More than eighty years ago, on March 25, 1931, nine young African Americans hopped a train in a Chattanooga freight yard and headed west to seek work. Instead, they found themselves joined together at the center of a life and death courtroom drama, falsely accused of rape. The Scottsboro Boys’ cases focused an international spotlight on Jim Crow in America in the 1930s. In 2013, Alabama legislators passed two bills, acknowledging that the men were “victims of a gross injustice.” One, a resolution, exonerated the nine defendants; and the other created a law making it possible to grant posthumous pardons to the Scottsboro defendants. Part of the Scottsboro Boys Museum University-Community partnership, this digital project aims to create a curated online repository of letters about the Scottsboro Boys Trials sent to Alabama governors during the 1930s from a wide range of correspondents to shed new light on these pivotal historical events.View Project
The ADHC partnered with Dr. Christa Vogelius, CLIR Post-Doctoral Fellow for the A. S. Williams III Americana Collection to digitize two rare photograph albums documenting daily life on campus at the Lincoln Normal School in Marion, AL. The school was established for the education of freed slaves after the Civil War, and we worked together to create a website which uses the digitized albums dating from 1909 to 1924 to document the history of Lincoln Normal School. We were proud to launch the website in April 2014, and hope to add to it using other similar photographic holdings in the Williams Collection in the future.View Project

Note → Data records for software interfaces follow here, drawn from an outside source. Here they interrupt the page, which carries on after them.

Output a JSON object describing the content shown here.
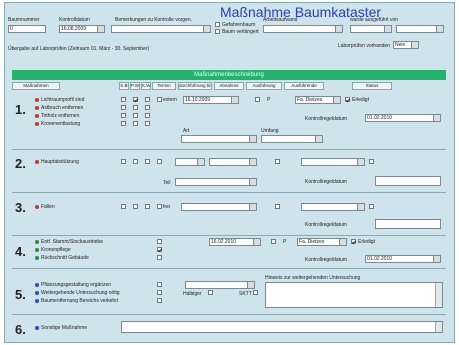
{
  "title": "Maßnahme Baumkataster",
  "top": {
    "baumnummer_label": "Baumnummer",
    "baumnummer_value": "0",
    "kontrolldatum_label": "Kontrolldatum",
    "kontrolldatum_value": "16.08.2009",
    "bemerkungen_label": "Bemerkungen zu Kontrolle vorgen.",
    "arbeitsaufwand_label": "Arbeitsaufwand",
    "arbeitsaufwand_value": "",
    "wurde_ausgefuehrt_label": "wurde ausgeführt von",
    "wurde_ausgefuehrt_value": "",
    "gefahrenbaum_label": "Gefahrenbaum",
    "baumverluebel_label": "Baum verlängert",
    "uebergabe_text": "Übergabe auf Laborprüfen (Zeitraum 01. März - 30. September)",
    "laborpruefen_label": "Laborprüfen vorhanden",
    "laborpruefen_value": "Nein"
  },
  "banner": "Maßnahmenbeschreibung",
  "headers": [
    "Maßnahmen",
    "S.B",
    "P.W",
    "K.W",
    "Termin",
    "durchführung bis",
    "Abnahme",
    "Ausführung",
    "Ausführende",
    "Status"
  ],
  "sections": {
    "s1": {
      "num": "1.",
      "items": [
        "Lichtraumprofil sind",
        "Astbruch entfernen",
        "Totholz entfernen",
        "Kronenentlastung"
      ],
      "date": "16.10.2009",
      "checkbox_p": "P",
      "firma": "Fa. Dietzes",
      "status_check": "Erledigt",
      "kontroll_label": "Kontrollregeldatum",
      "kontroll_value": "01.02.2010",
      "art_label": "Art",
      "umfang_label": "Umfang",
      "extra_label": "extern"
    },
    "s2": {
      "num": "2.",
      "items": [
        "Hauptabstützung"
      ],
      "teil_label": "Teil",
      "kontroll_label": "Kontrollregeldatum"
    },
    "s3": {
      "num": "3.",
      "items": [
        "Fällen"
      ],
      "frei_label": "frei",
      "kontroll_label": "Kontrollregeldatum"
    },
    "s4": {
      "num": "4.",
      "items": [
        "Entf. Stamm/Stockaustriebe",
        "Kronenpflege",
        "Rückschnitt Gebäude"
      ],
      "date": "16.02.2010",
      "checkbox_p": "P",
      "firma": "Fa. Dietzes",
      "status_check": "Erledigt",
      "kontroll_label": "Kontrollregeldatum",
      "kontroll_value": "01.02.2010"
    },
    "s5": {
      "num": "5.",
      "items": [
        "Pflanzungsgestaltung ergänzen",
        "Weitergehende Untersuchung nötig",
        "Baumentfernung Bereichs verkehrt"
      ],
      "hinweis_label": "Hinweis zur weitergehenden Untersuchung",
      "haelbiger_label": "Halbiger",
      "sktt_label": "SKTT"
    },
    "s6": {
      "num": "6.",
      "items": [
        "Sonstige Maßnahme"
      ]
    }
  }
}
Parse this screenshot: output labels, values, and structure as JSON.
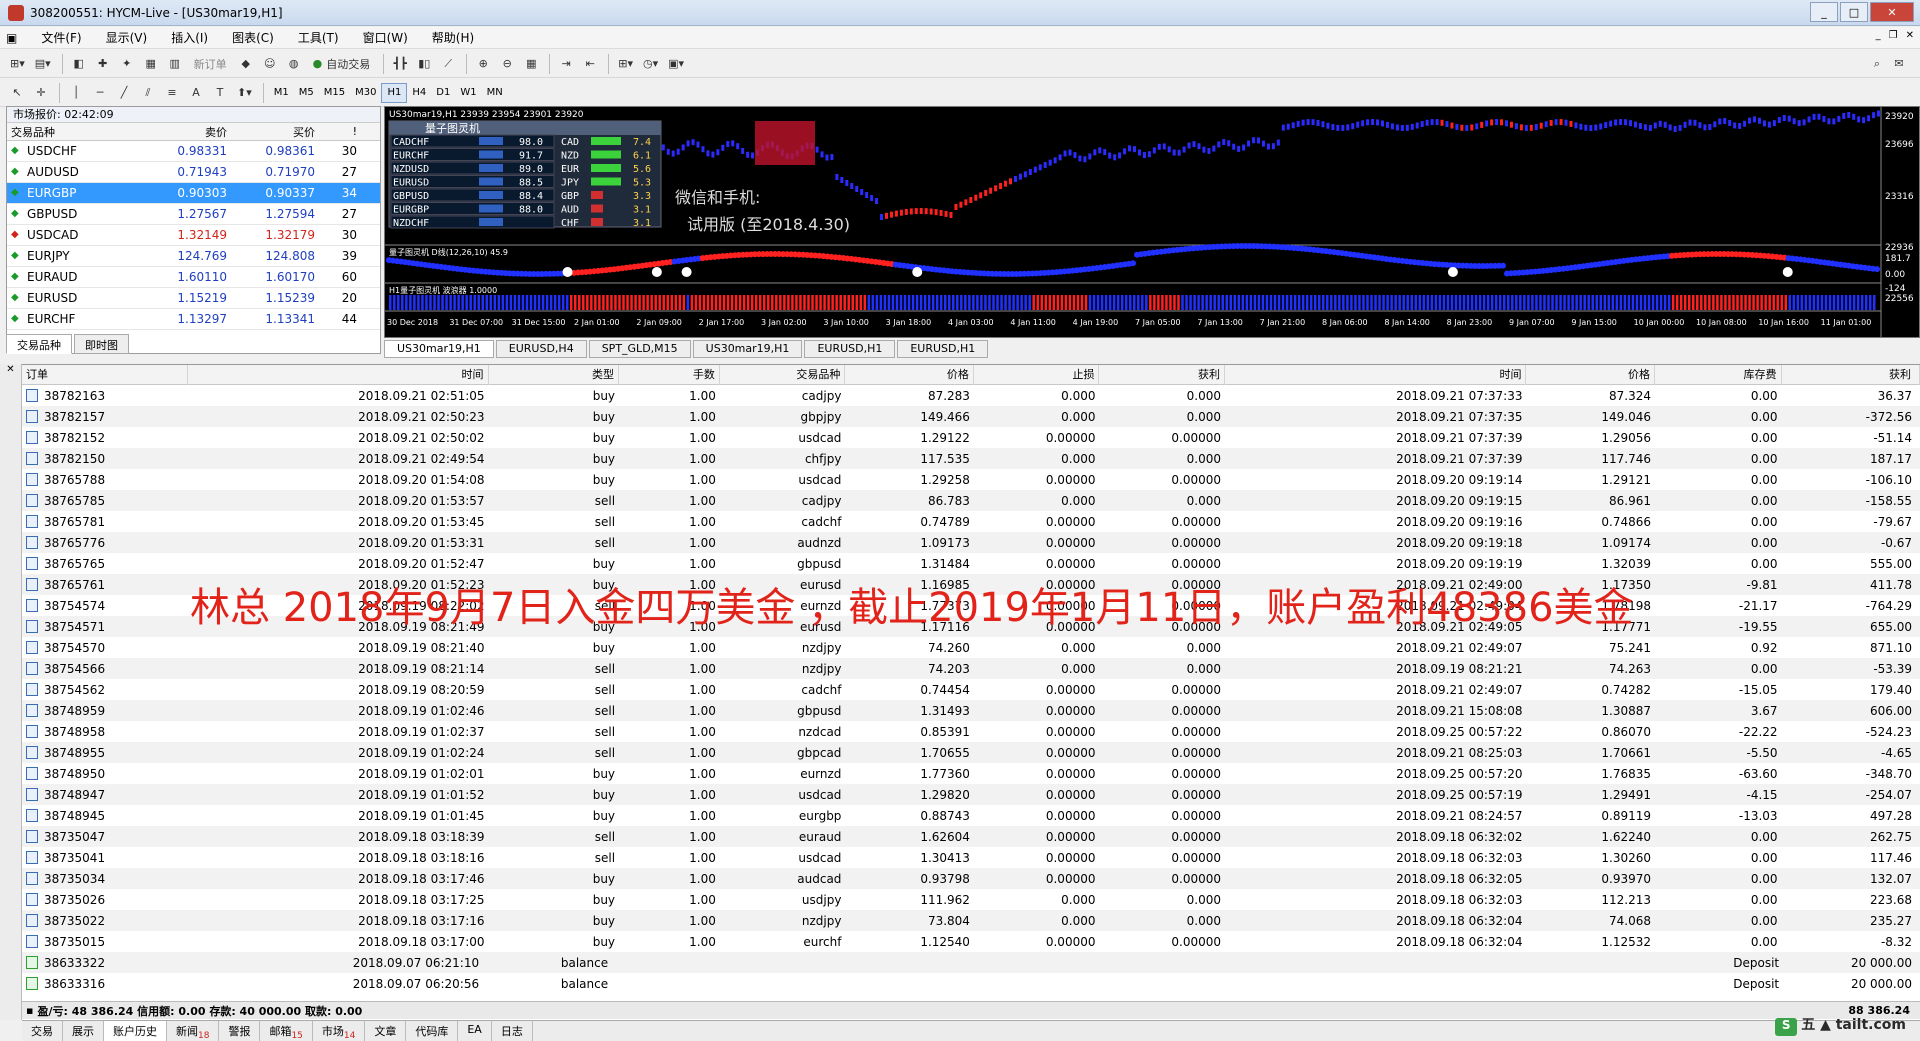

Digitizing Civil Rights is an online archive that records testimonials about the Civil Rights Movement in Alabama. The project represents the voices of men and women who were directly or indirectly involved with the Movement. The Alabama Digital Humanities Center has been working with Dr. Maha Marouan and her students to build and map the archive since its conception in Spring 2012.